EXERCISE:
Among these entries, count the lines containing the word "caption" and answer with only the number.

--- SOURCE INFORMATION Enclosed Below ---

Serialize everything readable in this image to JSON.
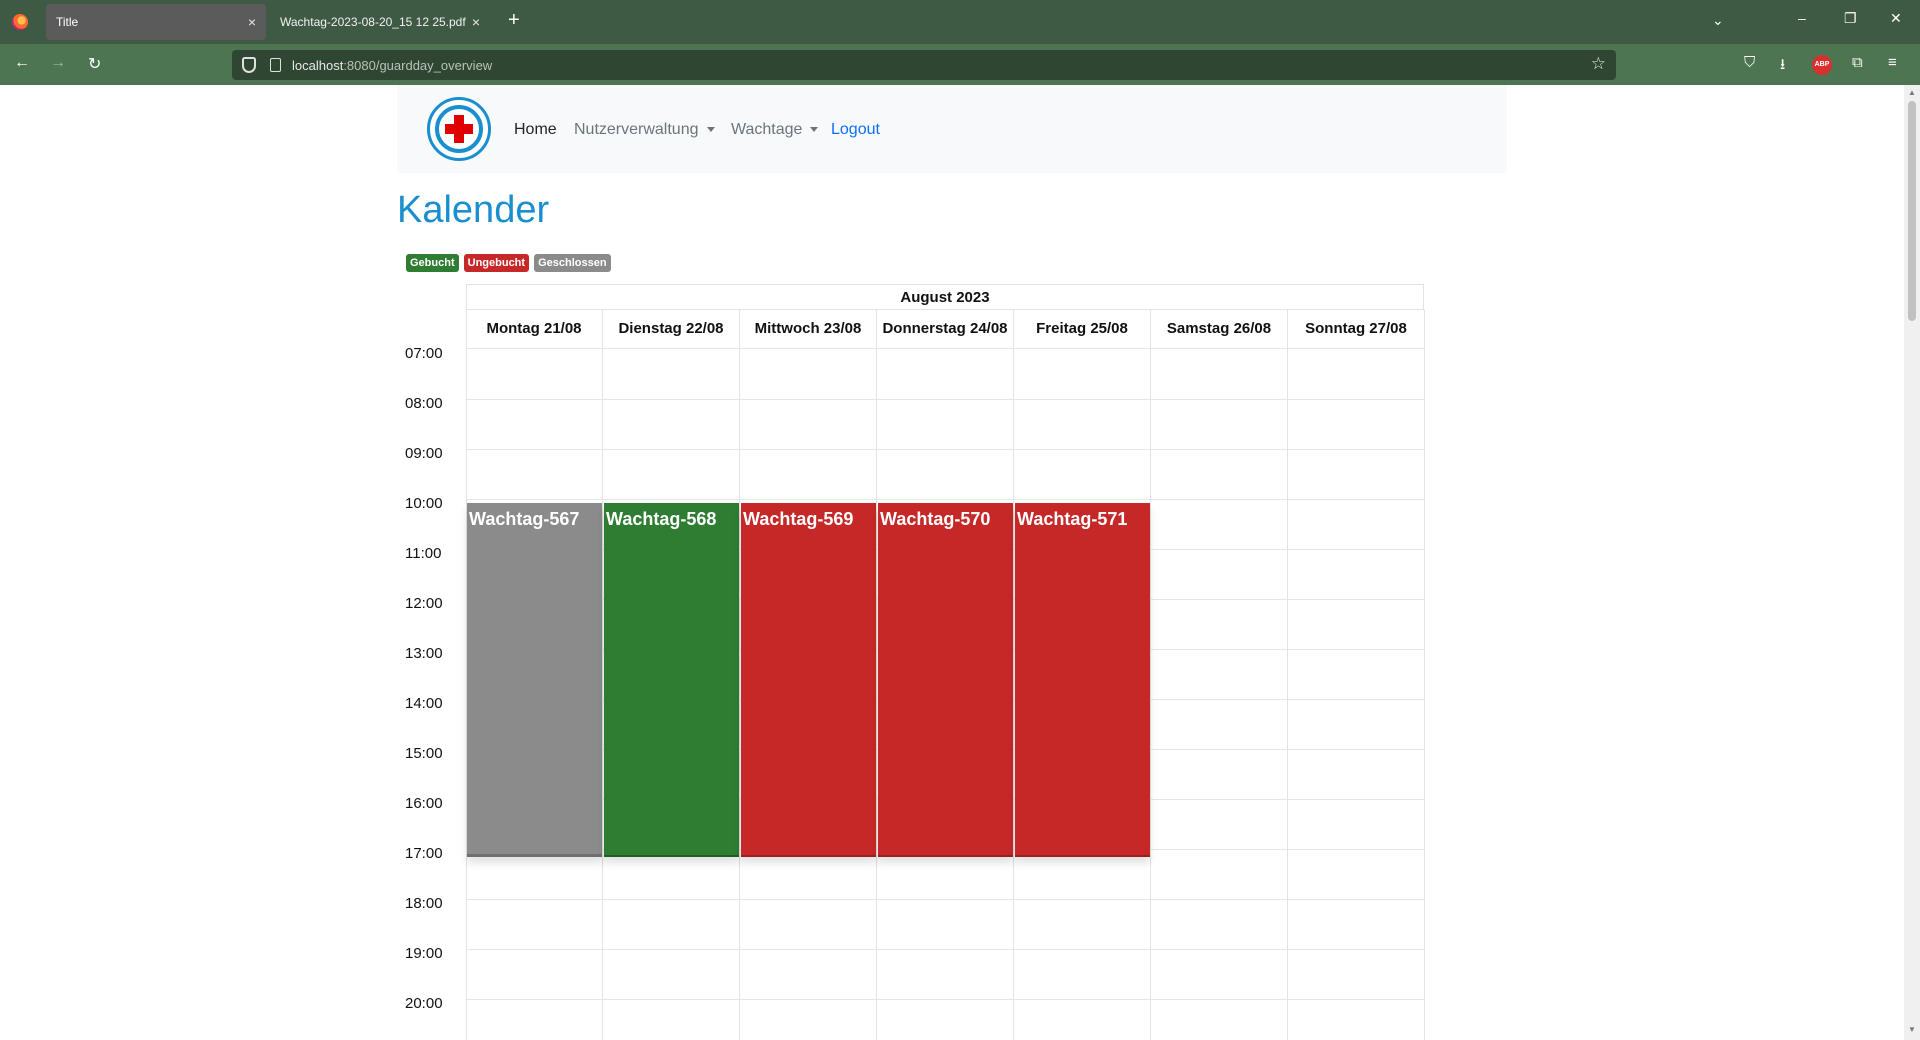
{
  "browser": {
    "tabs": [
      {
        "title": "Title",
        "active": true
      },
      {
        "title": "Wachtag-2023-08-20_15 12 25.pdf",
        "active": false
      }
    ],
    "url_host": "localhost",
    "url_rest": ":8080/guardday_overview",
    "icons": {
      "tab_close": "×",
      "new_tab": "+",
      "list_tabs": "⌄",
      "minimize": "–",
      "restore": "❐",
      "close": "✕",
      "back": "←",
      "forward": "→",
      "reload": "↻",
      "bookmark": "☆",
      "pocket": "⛉",
      "download": "⭳",
      "extensions": "⧉",
      "menu": "≡",
      "abp": "ABP"
    }
  },
  "site_nav": {
    "items": [
      "Home",
      "Nutzerverwaltung",
      "Wachtage",
      "Logout"
    ]
  },
  "page": {
    "title": "Kalender",
    "legend": [
      {
        "label": "Gebucht",
        "color": "#2e7d32"
      },
      {
        "label": "Ungebucht",
        "color": "#c62828"
      },
      {
        "label": "Geschlossen",
        "color": "#8b8b8b"
      }
    ]
  },
  "calendar": {
    "month": "August 2023",
    "days": [
      "Montag 21/08",
      "Dienstag 22/08",
      "Mittwoch 23/08",
      "Donnerstag 24/08",
      "Freitag 25/08",
      "Samstag 26/08",
      "Sonntag 27/08"
    ],
    "times": [
      "07:00",
      "08:00",
      "09:00",
      "10:00",
      "11:00",
      "12:00",
      "13:00",
      "14:00",
      "15:00",
      "16:00",
      "17:00",
      "18:00",
      "19:00",
      "20:00"
    ],
    "events": [
      {
        "title": "Wachtag-567",
        "day": "Montag 21/08",
        "start": "10:00",
        "end": "17:00",
        "status": "Geschlossen",
        "color": "#8b8b8b"
      },
      {
        "title": "Wachtag-568",
        "day": "Dienstag 22/08",
        "start": "10:00",
        "end": "17:00",
        "status": "Gebucht",
        "color": "#2e7d32"
      },
      {
        "title": "Wachtag-569",
        "day": "Mittwoch 23/08",
        "start": "10:00",
        "end": "17:00",
        "status": "Ungebucht",
        "color": "#c62828"
      },
      {
        "title": "Wachtag-570",
        "day": "Donnerstag 24/08",
        "start": "10:00",
        "end": "17:00",
        "status": "Ungebucht",
        "color": "#c62828"
      },
      {
        "title": "Wachtag-571",
        "day": "Freitag 25/08",
        "start": "10:00",
        "end": "17:00",
        "status": "Ungebucht",
        "color": "#c62828"
      }
    ]
  }
}
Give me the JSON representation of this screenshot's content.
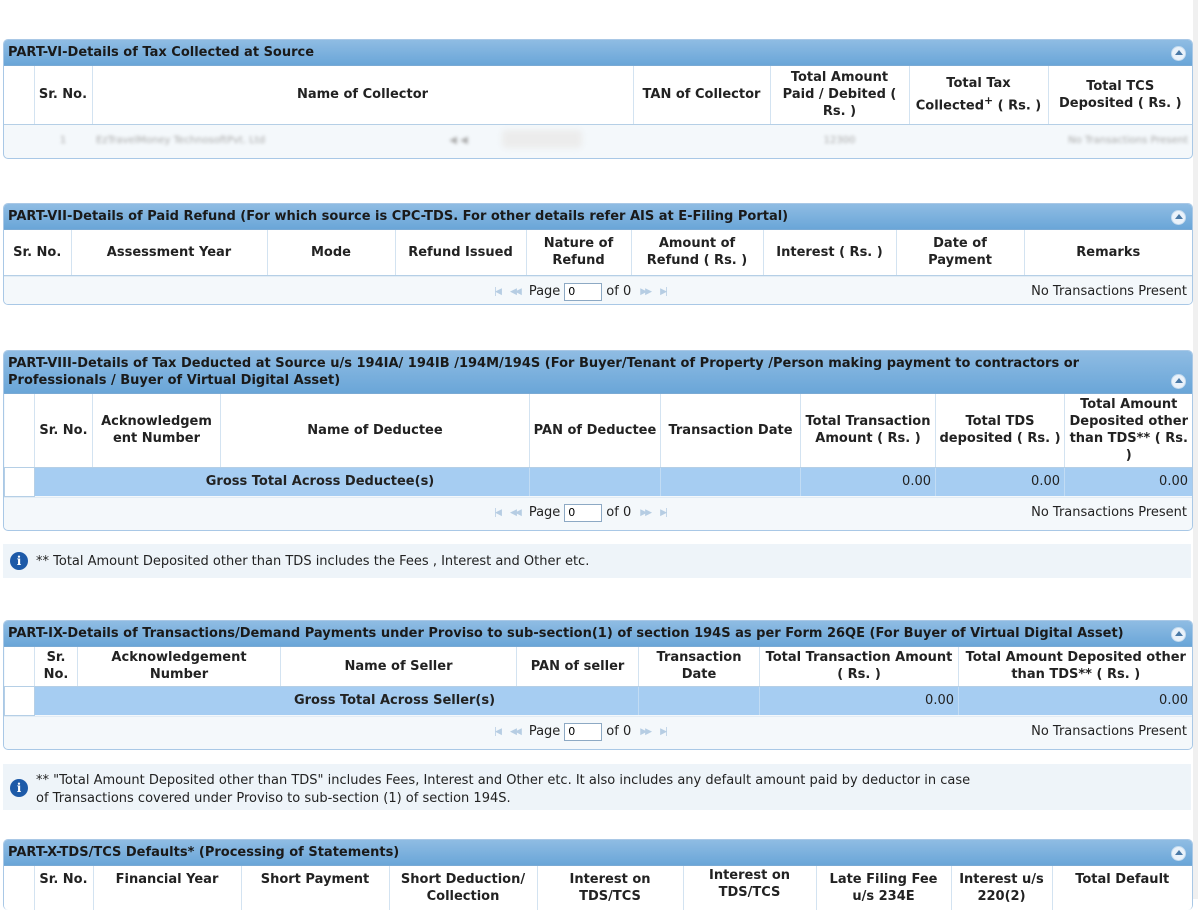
{
  "part6": {
    "title": "PART-VI-Details of Tax Collected at Source",
    "cols": [
      "Sr. No.",
      "Name of Collector",
      "TAN of Collector",
      "Total Amount Paid / Debited ( Rs. )",
      "Total Tax Collected",
      "+",
      " ( Rs. )",
      "Total TCS Deposited ( Rs. )"
    ],
    "row": {
      "sr": "1",
      "name": "EzTravelMoney TechnosoftPvt. Ltd",
      "amount": "12300",
      "norec": "No Transactions Present"
    }
  },
  "part7": {
    "title": "PART-VII-Details of Paid Refund (For which source is CPC-TDS. For other details refer AIS at E-Filing Portal)",
    "cols": [
      "Sr. No.",
      "Assessment Year",
      "Mode",
      "Refund Issued",
      "Nature of Refund",
      "Amount of Refund ( Rs. )",
      "Interest ( Rs. )",
      "Date of Payment",
      "Remarks"
    ],
    "pager": {
      "page_label": "Page",
      "page_value": "0",
      "of_label": "of 0",
      "norec": "No Transactions Present"
    }
  },
  "part8": {
    "title": "PART-VIII-Details of Tax Deducted at Source u/s 194IA/ 194IB /194M/194S (For Buyer/Tenant of Property /Person making payment to contractors or Professionals / Buyer of Virtual Digital Asset)",
    "cols": [
      "Sr. No.",
      "Acknowledgem ent Number",
      "Name of Deductee",
      "PAN of Deductee",
      "Transaction Date",
      "Total Transaction Amount ( Rs. )",
      "Total TDS deposited ( Rs. )",
      "Total Amount Deposited other than TDS** ( Rs. )"
    ],
    "gross": {
      "label": "Gross Total Across Deductee(s)",
      "v1": "0.00",
      "v2": "0.00",
      "v3": "0.00"
    },
    "pager": {
      "page_label": "Page",
      "page_value": "0",
      "of_label": "of 0",
      "norec": "No Transactions Present"
    }
  },
  "info1": {
    "text": "** Total Amount Deposited other than TDS includes the Fees , Interest and Other etc."
  },
  "part9": {
    "title": "PART-IX-Details of Transactions/Demand Payments under Proviso to sub-section(1) of section 194S as per Form 26QE (For Buyer of Virtual Digital Asset)",
    "cols": [
      "Sr. No.",
      "Acknowledgement Number",
      "Name of Seller",
      "PAN of seller",
      "Transaction Date",
      "Total Transaction Amount ( Rs. )",
      "Total Amount Deposited other than TDS** ( Rs. )"
    ],
    "gross": {
      "label": "Gross Total Across Seller(s)",
      "v1": "0.00",
      "v2": "0.00"
    },
    "pager": {
      "page_label": "Page",
      "page_value": "0",
      "of_label": "of 0",
      "norec": "No Transactions Present"
    }
  },
  "info2": {
    "line1": "** \"Total Amount Deposited other than TDS\" includes Fees, Interest and Other etc. It also includes any default amount paid by deductor in case",
    "line2": "of Transactions covered under Proviso to sub-section (1) of section 194S."
  },
  "part10": {
    "title": "PART-X-TDS/TCS Defaults* (Processing of Statements)",
    "cols": [
      "Sr. No.",
      "Financial Year",
      "Short Payment",
      "Short Deduction/ Collection",
      "Interest on TDS/TCS",
      "Interest on TDS/TCS",
      "Late Filing Fee u/s 234E",
      "Interest u/s 220(2)",
      "Total Default"
    ]
  }
}
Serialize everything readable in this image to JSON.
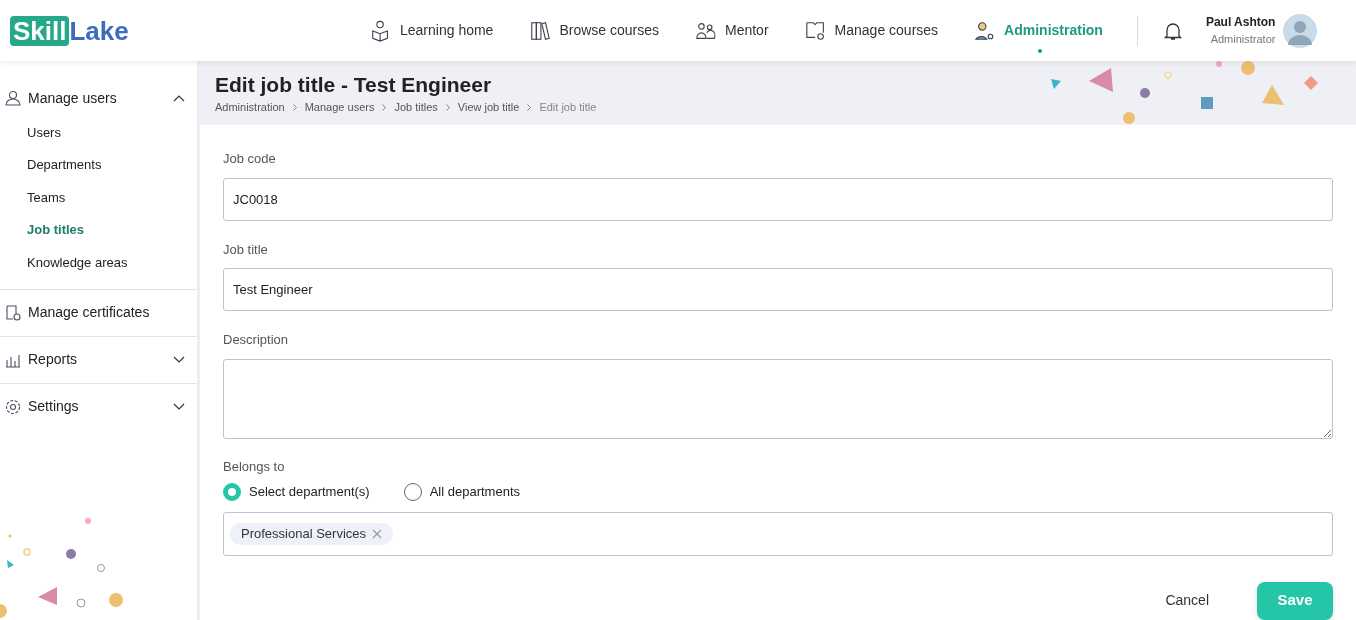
{
  "logo": {
    "part_1": "Skill",
    "part_2": "Lake"
  },
  "nav": [
    {
      "label": "Learning home",
      "selected": false
    },
    {
      "label": "Browse courses",
      "selected": false
    },
    {
      "label": "Mentor",
      "selected": false
    },
    {
      "label": "Manage courses",
      "selected": false
    },
    {
      "label": "Administration",
      "selected": true
    }
  ],
  "user": {
    "name": "Paul Ashton",
    "role": "Administrator"
  },
  "sidebar": {
    "items": [
      {
        "label": "Manage users",
        "expanded": true,
        "children": [
          {
            "label": "Users",
            "selected": false
          },
          {
            "label": "Departments",
            "selected": false
          },
          {
            "label": "Teams",
            "selected": false
          },
          {
            "label": "Job titles",
            "selected": true
          },
          {
            "label": "Knowledge areas",
            "selected": false
          }
        ]
      },
      {
        "label": "Manage certificates"
      },
      {
        "label": "Reports",
        "expanded": false
      },
      {
        "label": "Settings",
        "expanded": false
      }
    ]
  },
  "page": {
    "title": "Edit job title - Test Engineer",
    "breadcrumb": [
      "Administration",
      "Manage users",
      "Job titles",
      "View job title",
      "Edit job title"
    ]
  },
  "form": {
    "job_code": {
      "label": "Job code",
      "value": "JC0018"
    },
    "job_title": {
      "label": "Job title",
      "value": "Test Engineer"
    },
    "description": {
      "label": "Description"
    },
    "belongs_to": {
      "label": "Belongs to",
      "options": [
        {
          "label": "Select department(s)",
          "selected": true
        },
        {
          "label": "All departments",
          "selected": false
        }
      ],
      "tags": [
        "Professional Services"
      ]
    }
  },
  "buttons": {
    "cancel": "Cancel",
    "save": "Save"
  }
}
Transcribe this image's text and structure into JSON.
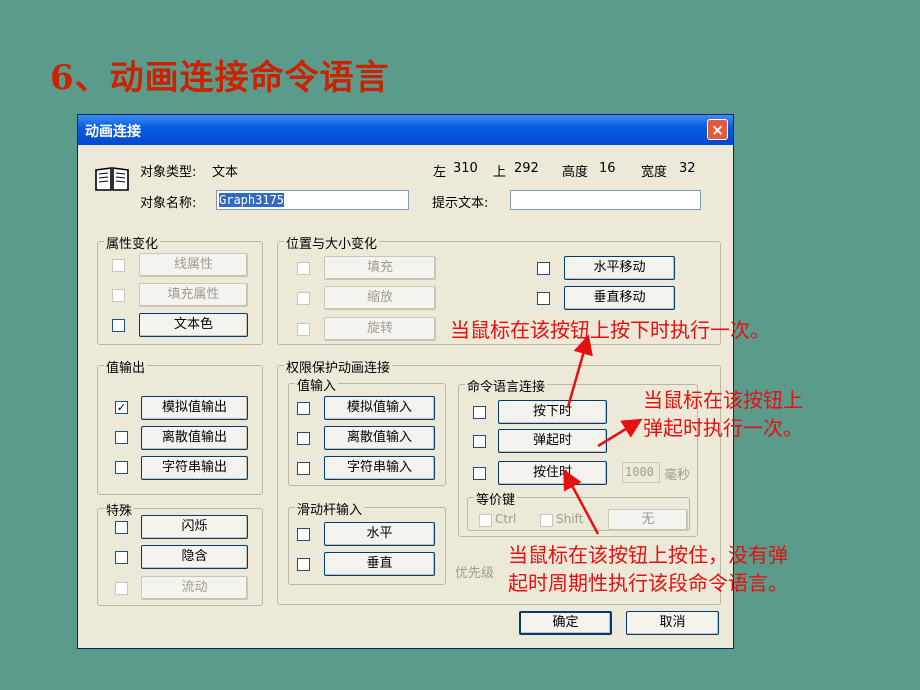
{
  "slide_title": "6、动画连接命令语言",
  "dialog": {
    "title": "动画连接",
    "close": "×",
    "object_type_label": "对象类型:",
    "object_type_value": "文本",
    "object_name_label": "对象名称:",
    "object_name_value": "Graph3175",
    "left_label": "左",
    "left_value": "310",
    "top_label": "上",
    "top_value": "292",
    "height_label": "高度",
    "height_value": "16",
    "width_label": "宽度",
    "width_value": "32",
    "tip_label": "提示文本:",
    "tip_value": ""
  },
  "attr_group": {
    "caption": "属性变化",
    "items": [
      {
        "label": "线属性",
        "enabled": false
      },
      {
        "label": "填充属性",
        "enabled": false
      },
      {
        "label": "文本色",
        "enabled": true
      }
    ]
  },
  "pos_group": {
    "caption": "位置与大小变化",
    "left_items": [
      {
        "label": "填充",
        "enabled": false
      },
      {
        "label": "缩放",
        "enabled": false
      },
      {
        "label": "旋转",
        "enabled": false
      }
    ],
    "right_items": [
      {
        "label": "水平移动",
        "enabled": true
      },
      {
        "label": "垂直移动",
        "enabled": true
      }
    ]
  },
  "value_output": {
    "caption": "值输出",
    "items": [
      {
        "label": "模拟值输出",
        "checked": true
      },
      {
        "label": "离散值输出",
        "checked": false
      },
      {
        "label": "字符串输出",
        "checked": false
      }
    ]
  },
  "special": {
    "caption": "特殊",
    "items": [
      {
        "label": "闪烁",
        "enabled": true
      },
      {
        "label": "隐含",
        "enabled": true
      },
      {
        "label": "流动",
        "enabled": false
      }
    ]
  },
  "protect_group": {
    "caption": "权限保护动画连接",
    "value_input": {
      "caption": "值输入",
      "items": [
        "模拟值输入",
        "离散值输入",
        "字符串输入"
      ]
    },
    "slider": {
      "caption": "滑动杆输入",
      "items": [
        "水平",
        "垂直"
      ]
    },
    "command": {
      "caption": "命令语言连接",
      "items": [
        "按下时",
        "弹起时",
        "按住时"
      ],
      "interval_value": "1000",
      "interval_unit": "毫秒",
      "equiv": {
        "caption": "等价键",
        "ctrl": "Ctrl",
        "shift": "Shift",
        "key_value": "无"
      }
    },
    "priority_label": "优先级"
  },
  "buttons": {
    "ok": "确定",
    "cancel": "取消"
  },
  "annotations": {
    "press": "当鼠标在该按钮上按下时执行一次。",
    "release_1": "当鼠标在该按钮上",
    "release_2": "弹起时执行一次。",
    "hold_1": "当鼠标在该按钮上按住，没有弹",
    "hold_2": "起时周期性执行该段命令语言。"
  },
  "colors": {
    "annotation": "#e61010",
    "title": "#cc2200",
    "background": "#5b9b8c"
  }
}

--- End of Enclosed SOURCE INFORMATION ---

ANSWER TO THIS EXERCISE:
9